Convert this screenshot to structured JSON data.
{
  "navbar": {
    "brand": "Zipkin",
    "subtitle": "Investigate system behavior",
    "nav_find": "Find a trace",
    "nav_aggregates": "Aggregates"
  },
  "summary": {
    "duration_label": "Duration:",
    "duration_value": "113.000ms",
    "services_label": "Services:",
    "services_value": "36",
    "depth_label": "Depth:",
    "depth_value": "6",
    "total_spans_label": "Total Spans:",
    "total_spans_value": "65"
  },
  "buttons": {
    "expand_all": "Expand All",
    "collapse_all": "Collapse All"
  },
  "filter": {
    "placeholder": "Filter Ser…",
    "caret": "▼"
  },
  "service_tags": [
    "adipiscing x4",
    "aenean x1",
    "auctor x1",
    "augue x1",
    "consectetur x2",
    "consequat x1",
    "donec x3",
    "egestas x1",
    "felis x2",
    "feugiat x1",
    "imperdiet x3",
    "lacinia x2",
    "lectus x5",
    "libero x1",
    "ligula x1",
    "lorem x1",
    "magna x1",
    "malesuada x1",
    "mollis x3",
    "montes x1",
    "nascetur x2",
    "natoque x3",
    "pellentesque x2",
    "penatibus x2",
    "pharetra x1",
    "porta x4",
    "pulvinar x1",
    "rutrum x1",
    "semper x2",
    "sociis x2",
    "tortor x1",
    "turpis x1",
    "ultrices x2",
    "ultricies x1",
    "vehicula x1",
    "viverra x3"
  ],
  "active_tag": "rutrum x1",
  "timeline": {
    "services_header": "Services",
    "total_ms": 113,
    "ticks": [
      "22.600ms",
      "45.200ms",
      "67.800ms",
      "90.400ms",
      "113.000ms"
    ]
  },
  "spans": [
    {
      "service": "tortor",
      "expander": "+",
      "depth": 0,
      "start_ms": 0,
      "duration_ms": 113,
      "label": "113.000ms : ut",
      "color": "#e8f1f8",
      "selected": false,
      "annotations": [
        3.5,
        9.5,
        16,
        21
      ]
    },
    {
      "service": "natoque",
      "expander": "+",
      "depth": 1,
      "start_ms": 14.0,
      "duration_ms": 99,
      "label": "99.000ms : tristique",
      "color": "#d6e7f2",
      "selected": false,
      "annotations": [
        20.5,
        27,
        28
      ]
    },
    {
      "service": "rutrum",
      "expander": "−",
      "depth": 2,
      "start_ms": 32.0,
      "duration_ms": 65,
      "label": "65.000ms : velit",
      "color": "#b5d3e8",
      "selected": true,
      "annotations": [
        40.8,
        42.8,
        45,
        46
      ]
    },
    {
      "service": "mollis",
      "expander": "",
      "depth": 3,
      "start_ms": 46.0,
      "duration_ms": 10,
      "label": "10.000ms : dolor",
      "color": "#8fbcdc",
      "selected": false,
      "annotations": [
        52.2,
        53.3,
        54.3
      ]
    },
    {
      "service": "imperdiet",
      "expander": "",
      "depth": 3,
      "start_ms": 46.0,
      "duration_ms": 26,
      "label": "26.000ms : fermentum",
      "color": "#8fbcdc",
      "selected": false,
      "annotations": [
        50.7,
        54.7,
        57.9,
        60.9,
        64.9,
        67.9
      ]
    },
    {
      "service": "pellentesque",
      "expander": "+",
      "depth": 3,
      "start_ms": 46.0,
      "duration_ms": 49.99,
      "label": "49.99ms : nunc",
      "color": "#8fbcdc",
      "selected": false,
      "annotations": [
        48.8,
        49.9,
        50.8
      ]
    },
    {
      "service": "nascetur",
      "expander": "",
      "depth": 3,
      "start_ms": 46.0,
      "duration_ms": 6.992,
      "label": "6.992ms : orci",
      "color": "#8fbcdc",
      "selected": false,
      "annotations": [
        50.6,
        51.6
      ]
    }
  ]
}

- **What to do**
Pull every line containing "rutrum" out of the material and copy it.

- **Your solution**
    "rutrum x1",
  "active_tag": "rutrum x1",
      "service": "rutrum",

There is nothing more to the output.